A ridge of high pressure has held sway over New Zealand since early November, and has set the tone for hot and dry weather.
In the last week of November conditions were favourable for inland thunderstorms driven by afternoon heating, but these eased off as we moved into December and stable weather resumed.
This week however, has seen an increase in the ability of fronts to make progress into the ridge, although they have weakened as they do so. Following the fronts southerly winds have allowed for cooler air masses, particularly in the south.
On Wednesday a southerly moved up the country, bringing rain and thunderstorms especially to eastern parts, and temperatures at Dunedin airport reached a daily maximum of only 14 degrees.
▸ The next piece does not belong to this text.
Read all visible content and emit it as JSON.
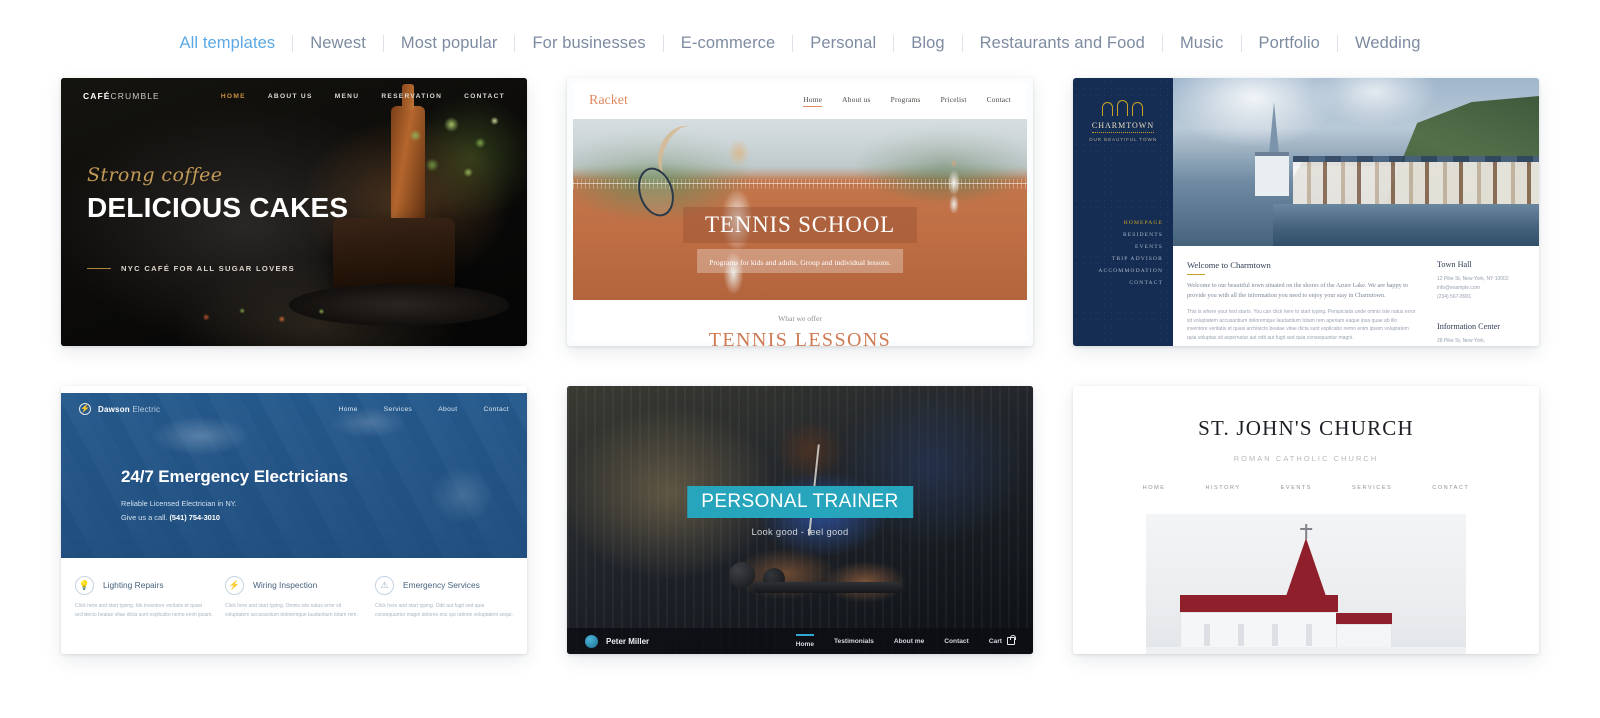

Two days later, northerlies were back and the airport recorded a max of 28 degrees.
A front is working up the South Island today, and a Severe Weather Watch for heavy rain is in force for Fiordland. Following the front southerlies set in, and the watch extends to Dunedin and North Otago where heavy rain and thunderstorms could bring up to 40mm of rain in 12 hours. On Monday this front moves over the North Island, bringing a brief spell of rain.
Unfortunately, the front is fast moving, so total rainfall amounts are not expected to be large except in localised spots affected by thunderstorms. For this reason, a watch for heavy rain has been issued for ranges of Gisborne and eastern Bay of Plenty during Monday afternoon and evening.
Thunderstorms also make a return today and next week, with a watch for severe thunderstorms issued for the central North Island this afternoon and evening. The South Island could also see a few strikes, both in the west as the front passes and in the east in the following southerly. On Monday the risk of thunderstorms eases in the South Island, but persists for much of the north.
Looking ahead more fronts find their way through the ridge, bringing much of their rainfall to the southwest. Temperatures will yoyo, with many places expecting top temperatures around 10 degrees cooler tomorrow, and seesawing through the week. Christchurch for example has maximum temperatures of 30 today, 19 on Monday, 26 on Tuesday, 19 on Wednesday and 29 on Thursday.
“As fronts make inroads onto New Zealand we can expect more variable weather conditions,” says meteorologist Tom Adams.
“The biggest fluctuations between cool and hot, wet and dry, will be in the south. Further north the fronts will have weakened, but we still expect the coming weather to be more changeable than during the last few weeks.
“With the holidays approaching and people starting to make outdoor plans, it is worth remembering the weather does change, and it always pays to keep an eye on the latest forecasts. Don't take fine weather for granted!”